If you're one of those Shmoopers who's a bit wary of movies made from books, don't fear: Sachar himself actually wrote the script for the 2003 movie that was made from this gem. Starring Sigourney Weaver as the scary, obsessed Warden and a very young Shia LaBeouf as Stanley, the movie does quite a nice job translating the book to the big screen.
Ultimately, though, it's the book itself, with its complicated, amazing plot and its endearing, luckless main character, that makes our hearts here at Shmoop go pitter-patter. So read it already, and find out what all the fuss is about.
Do you ever feel like you're at the mercy of forces bigger than yourself? Like no matter what you do, you just can't get ahead?
Stanley Yelnats, the main character of Holes, feels exactly that way, and then some.
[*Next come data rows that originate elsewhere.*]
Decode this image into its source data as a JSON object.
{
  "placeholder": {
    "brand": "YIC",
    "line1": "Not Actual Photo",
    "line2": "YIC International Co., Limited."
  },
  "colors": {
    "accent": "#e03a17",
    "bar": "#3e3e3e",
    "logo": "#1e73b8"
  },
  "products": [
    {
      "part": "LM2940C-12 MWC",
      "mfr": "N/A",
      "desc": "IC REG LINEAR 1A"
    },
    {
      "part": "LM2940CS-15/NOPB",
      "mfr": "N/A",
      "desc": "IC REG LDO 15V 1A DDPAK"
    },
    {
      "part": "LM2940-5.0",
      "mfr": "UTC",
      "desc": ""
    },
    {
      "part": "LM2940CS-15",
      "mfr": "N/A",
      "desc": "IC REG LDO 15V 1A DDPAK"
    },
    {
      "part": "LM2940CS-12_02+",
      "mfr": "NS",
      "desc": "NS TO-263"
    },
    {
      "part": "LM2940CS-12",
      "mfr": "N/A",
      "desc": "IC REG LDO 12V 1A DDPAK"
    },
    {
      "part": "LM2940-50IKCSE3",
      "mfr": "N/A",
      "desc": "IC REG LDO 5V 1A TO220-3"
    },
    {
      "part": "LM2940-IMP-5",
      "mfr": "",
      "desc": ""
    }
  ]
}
His entire family is suffering under a curse that was put on them over a hundred years ago, and they can't seem to catch a break. Stanley tries to be hopeful and look on the bright side, but it's pretty clear that he often just doesn't see the point. He's been arrested for a crime he didn't commit, and all he really knows how to do is keep his head down and wait for the next bad thing to happen. Call him Mr. Defeated.
While it's a pretty safe bet that you've never been arrested and hauled off to the desert to provide free labor for a scary, half-crazed, treasure-obsessed, venom-wearing woman, like everyone else who's ever lived, you've probably had your share of disappointments and challenges. It could be that awful math teacher whose lectures you can never quite understand, or the fact that your crush doesn't seem to know you're alive, or even the fact that your poor dad still hasn't been able to find a job six months after he was laid off. Everyone's got worries, and everyone feels helpless sometimes.
Holes is the chronicle of a kid who realizes that his own actions – even when things are looking totally hopeless – can really make a difference. And if that isn't a lesson that everyone should learn, we'll eat a raw onion.